• **Problem details**: Everything in the records is to be written out exactly, except the pictures.

• **Given records**:
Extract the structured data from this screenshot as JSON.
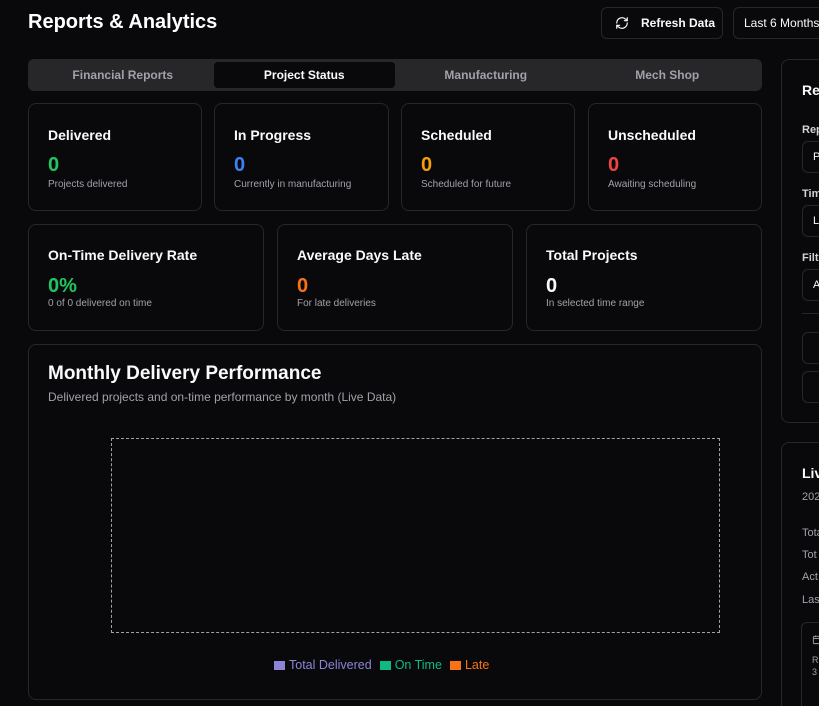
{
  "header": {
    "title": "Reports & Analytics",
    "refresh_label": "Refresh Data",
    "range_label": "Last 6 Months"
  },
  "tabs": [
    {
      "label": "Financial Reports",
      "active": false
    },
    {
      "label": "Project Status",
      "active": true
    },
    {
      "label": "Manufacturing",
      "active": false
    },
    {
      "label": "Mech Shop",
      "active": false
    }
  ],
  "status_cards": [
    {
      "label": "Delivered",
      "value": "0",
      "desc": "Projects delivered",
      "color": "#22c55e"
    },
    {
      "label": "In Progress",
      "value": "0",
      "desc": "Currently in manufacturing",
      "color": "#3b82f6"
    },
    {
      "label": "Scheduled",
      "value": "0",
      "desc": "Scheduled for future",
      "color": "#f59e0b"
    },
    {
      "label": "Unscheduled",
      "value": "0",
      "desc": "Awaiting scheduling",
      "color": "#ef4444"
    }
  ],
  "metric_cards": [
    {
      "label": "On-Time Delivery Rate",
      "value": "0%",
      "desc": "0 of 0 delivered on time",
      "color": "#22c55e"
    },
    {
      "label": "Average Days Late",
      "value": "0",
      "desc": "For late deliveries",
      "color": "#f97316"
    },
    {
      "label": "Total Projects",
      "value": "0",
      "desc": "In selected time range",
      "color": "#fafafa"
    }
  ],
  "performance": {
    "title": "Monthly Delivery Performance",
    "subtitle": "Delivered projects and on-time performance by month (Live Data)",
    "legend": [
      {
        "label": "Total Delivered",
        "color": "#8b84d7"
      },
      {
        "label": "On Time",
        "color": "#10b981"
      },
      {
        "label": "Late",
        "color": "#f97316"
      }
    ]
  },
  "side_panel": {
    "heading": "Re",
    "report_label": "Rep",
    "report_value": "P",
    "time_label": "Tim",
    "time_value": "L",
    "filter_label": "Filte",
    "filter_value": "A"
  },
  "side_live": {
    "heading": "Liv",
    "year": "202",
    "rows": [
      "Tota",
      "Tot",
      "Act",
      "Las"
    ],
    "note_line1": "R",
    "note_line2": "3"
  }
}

• **Task answer**:
Extract the structured data from this screenshot as JSON.
{
  "header": {
    "title": "Reports & Analytics",
    "refresh_label": "Refresh Data",
    "range_label": "Last 6 Months"
  },
  "tabs": [
    {
      "label": "Financial Reports",
      "active": false
    },
    {
      "label": "Project Status",
      "active": true
    },
    {
      "label": "Manufacturing",
      "active": false
    },
    {
      "label": "Mech Shop",
      "active": false
    }
  ],
  "status_cards": [
    {
      "label": "Delivered",
      "value": "0",
      "desc": "Projects delivered",
      "color": "#22c55e"
    },
    {
      "label": "In Progress",
      "value": "0",
      "desc": "Currently in manufacturing",
      "color": "#3b82f6"
    },
    {
      "label": "Scheduled",
      "value": "0",
      "desc": "Scheduled for future",
      "color": "#f59e0b"
    },
    {
      "label": "Unscheduled",
      "value": "0",
      "desc": "Awaiting scheduling",
      "color": "#ef4444"
    }
  ],
  "metric_cards": [
    {
      "label": "On-Time Delivery Rate",
      "value": "0%",
      "desc": "0 of 0 delivered on time",
      "color": "#22c55e"
    },
    {
      "label": "Average Days Late",
      "value": "0",
      "desc": "For late deliveries",
      "color": "#f97316"
    },
    {
      "label": "Total Projects",
      "value": "0",
      "desc": "In selected time range",
      "color": "#fafafa"
    }
  ],
  "performance": {
    "title": "Monthly Delivery Performance",
    "subtitle": "Delivered projects and on-time performance by month (Live Data)",
    "legend": [
      {
        "label": "Total Delivered",
        "color": "#8b84d7"
      },
      {
        "label": "On Time",
        "color": "#10b981"
      },
      {
        "label": "Late",
        "color": "#f97316"
      }
    ]
  },
  "side_panel": {
    "heading": "Re",
    "report_label": "Rep",
    "report_value": "P",
    "time_label": "Tim",
    "time_value": "L",
    "filter_label": "Filte",
    "filter_value": "A"
  },
  "side_live": {
    "heading": "Liv",
    "year": "202",
    "rows": [
      "Tota",
      "Tot",
      "Act",
      "Las"
    ],
    "note_line1": "R",
    "note_line2": "3"
  }
}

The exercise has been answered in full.